▸ **The task**
What is needed is an exact repeat of the lines from the one holding "Give me the" through the final line of the data, with no pictures.

(Component data from apps and pages)
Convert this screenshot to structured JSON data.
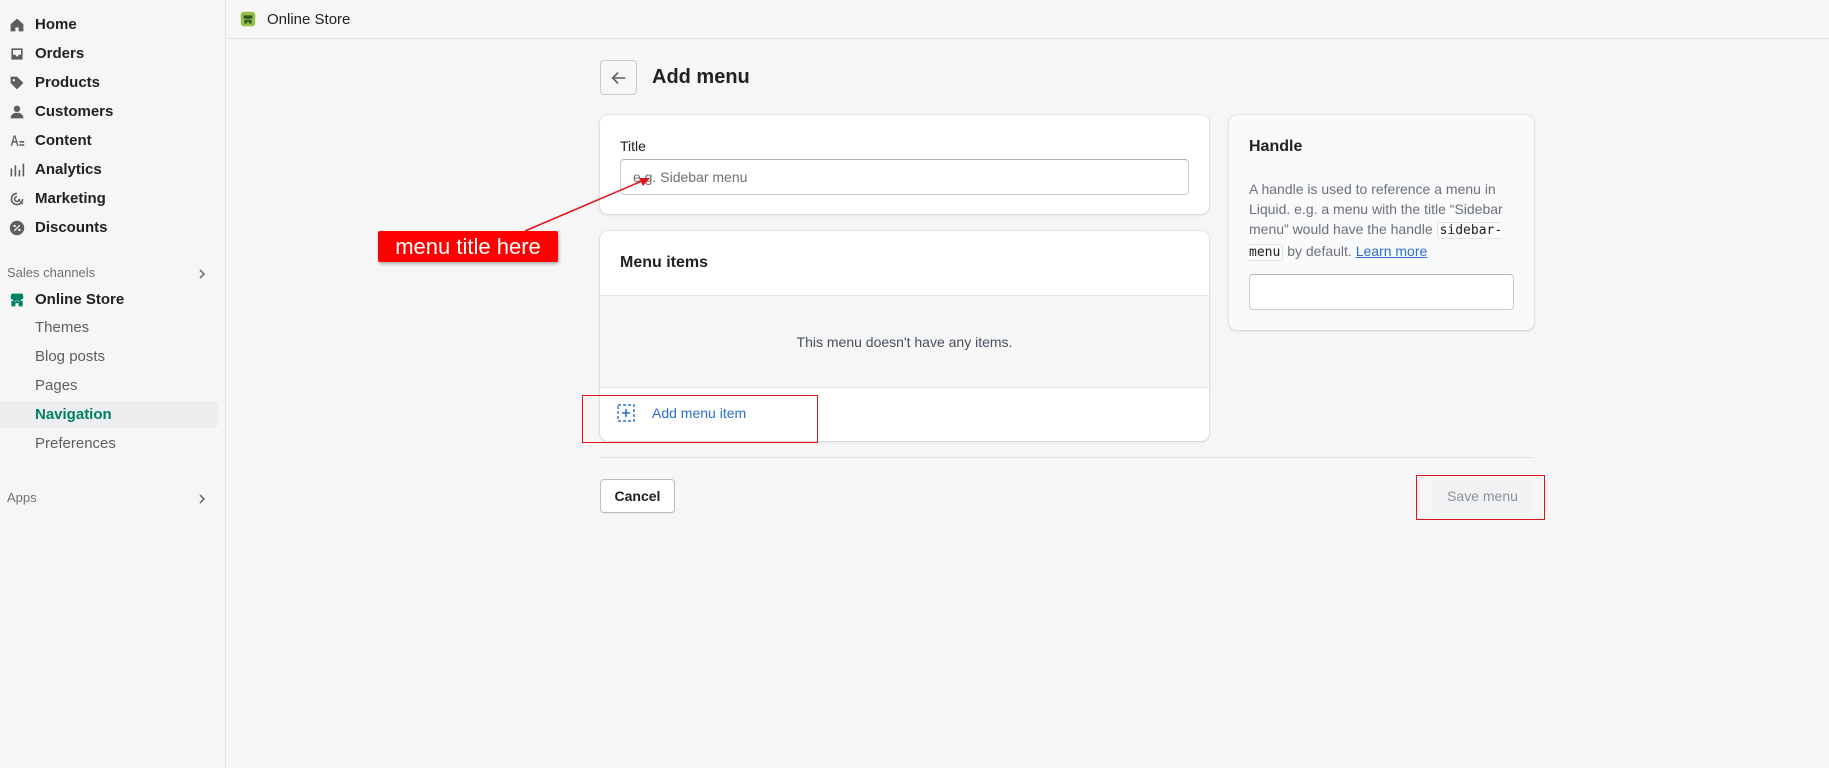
{
  "sidebar": {
    "items": [
      {
        "label": "Home",
        "icon": "home-icon"
      },
      {
        "label": "Orders",
        "icon": "orders-icon"
      },
      {
        "label": "Products",
        "icon": "tag-icon"
      },
      {
        "label": "Customers",
        "icon": "person-icon"
      },
      {
        "label": "Content",
        "icon": "content-icon"
      },
      {
        "label": "Analytics",
        "icon": "analytics-icon"
      },
      {
        "label": "Marketing",
        "icon": "marketing-icon"
      },
      {
        "label": "Discounts",
        "icon": "discount-icon"
      }
    ],
    "sales_channels_label": "Sales channels",
    "online_store_label": "Online Store",
    "sub_items": [
      {
        "label": "Themes"
      },
      {
        "label": "Blog posts"
      },
      {
        "label": "Pages"
      },
      {
        "label": "Navigation",
        "active": true
      },
      {
        "label": "Preferences"
      }
    ],
    "apps_label": "Apps"
  },
  "topbar": {
    "title": "Online Store"
  },
  "page": {
    "title": "Add menu"
  },
  "title_card": {
    "label": "Title",
    "placeholder": "e.g. Sidebar menu",
    "value": ""
  },
  "menu_items_card": {
    "title": "Menu items",
    "empty_text": "This menu doesn't have any items.",
    "add_label": "Add menu item"
  },
  "handle_card": {
    "title": "Handle",
    "desc_before": "A handle is used to reference a menu in Liquid. e.g. a menu with the title “Sidebar menu” would have the handle ",
    "code": "sidebar-menu",
    "desc_after": " by default. ",
    "learn_more": "Learn more",
    "value": ""
  },
  "footer": {
    "cancel_label": "Cancel",
    "save_label": "Save menu"
  },
  "annotation": {
    "label": "menu title here"
  },
  "colors": {
    "accent": "#008060",
    "link": "#2c6ecb",
    "annotation": "#ff0000"
  }
}
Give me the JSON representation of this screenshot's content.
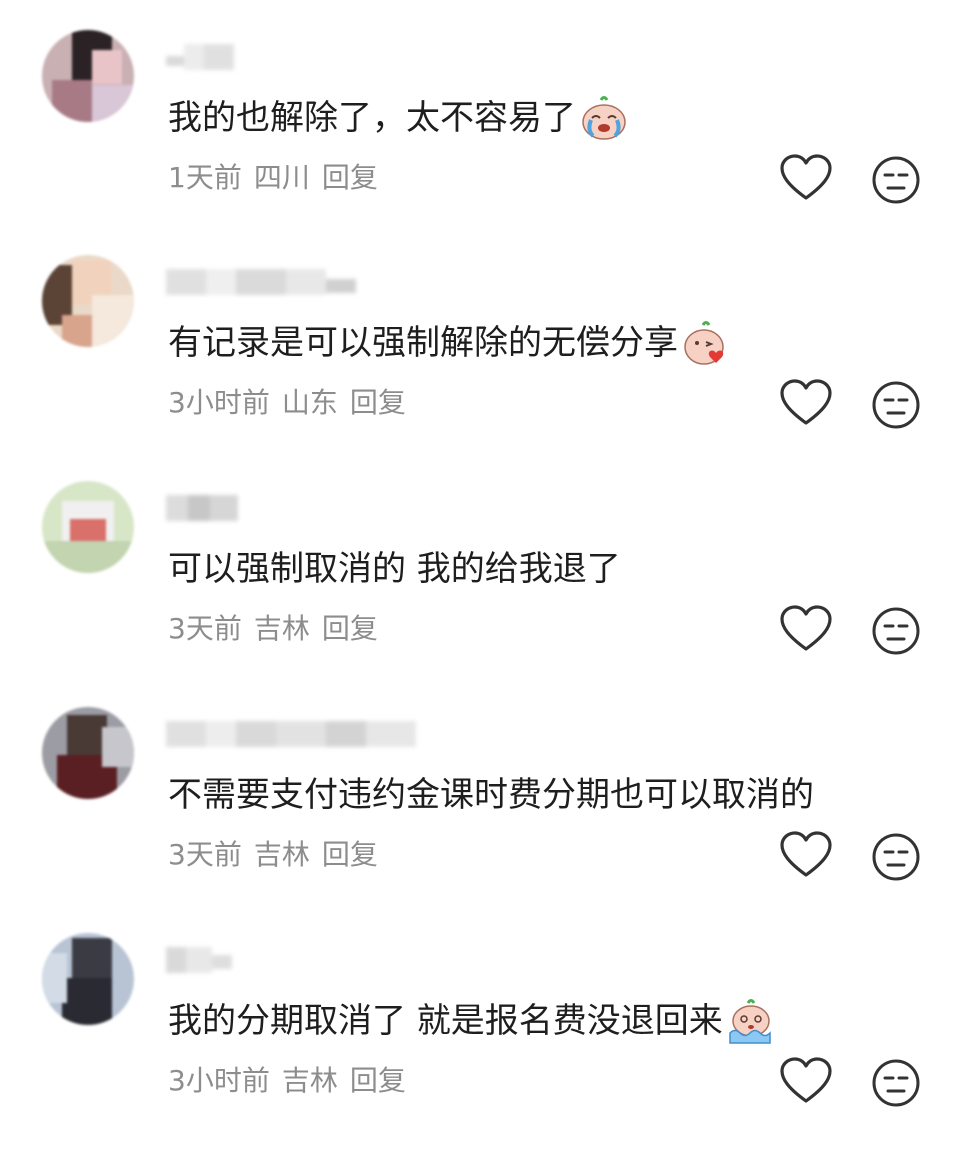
{
  "comments": [
    {
      "text": "我的也解除了，太不容易了",
      "emoji": "crying-face-emoji",
      "time": "1天前",
      "location": "四川",
      "reply": "回复"
    },
    {
      "text": "有记录是可以强制解除的无偿分享",
      "emoji": "blowing-kiss-emoji",
      "time": "3小时前",
      "location": "山东",
      "reply": "回复"
    },
    {
      "text": "可以强制取消的 我的给我退了",
      "emoji": "",
      "time": "3天前",
      "location": "吉林",
      "reply": "回复"
    },
    {
      "text": "不需要支付违约金课时费分期也可以取消的",
      "emoji": "",
      "time": "3天前",
      "location": "吉林",
      "reply": "回复"
    },
    {
      "text": "我的分期取消了 就是报名费没退回来",
      "emoji": "crying-in-water-emoji",
      "time": "3小时前",
      "location": "吉林",
      "reply": "回复"
    }
  ],
  "icons": {
    "like": "heart-outline-icon",
    "dislike": "neutral-face-icon"
  },
  "colors": {
    "text": "#1e1e1e",
    "meta": "#8d8d8d",
    "icon": "#333333"
  }
}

▸ **Response area**
Give me the JSON representation of this screenshot's content.
{
  "comments": [
    {
      "text": "我的也解除了，太不容易了",
      "emoji": "crying-face-emoji",
      "time": "1天前",
      "location": "四川",
      "reply": "回复"
    },
    {
      "text": "有记录是可以强制解除的无偿分享",
      "emoji": "blowing-kiss-emoji",
      "time": "3小时前",
      "location": "山东",
      "reply": "回复"
    },
    {
      "text": "可以强制取消的 我的给我退了",
      "emoji": "",
      "time": "3天前",
      "location": "吉林",
      "reply": "回复"
    },
    {
      "text": "不需要支付违约金课时费分期也可以取消的",
      "emoji": "",
      "time": "3天前",
      "location": "吉林",
      "reply": "回复"
    },
    {
      "text": "我的分期取消了 就是报名费没退回来",
      "emoji": "crying-in-water-emoji",
      "time": "3小时前",
      "location": "吉林",
      "reply": "回复"
    }
  ],
  "icons": {
    "like": "heart-outline-icon",
    "dislike": "neutral-face-icon"
  },
  "colors": {
    "text": "#1e1e1e",
    "meta": "#8d8d8d",
    "icon": "#333333"
  }
}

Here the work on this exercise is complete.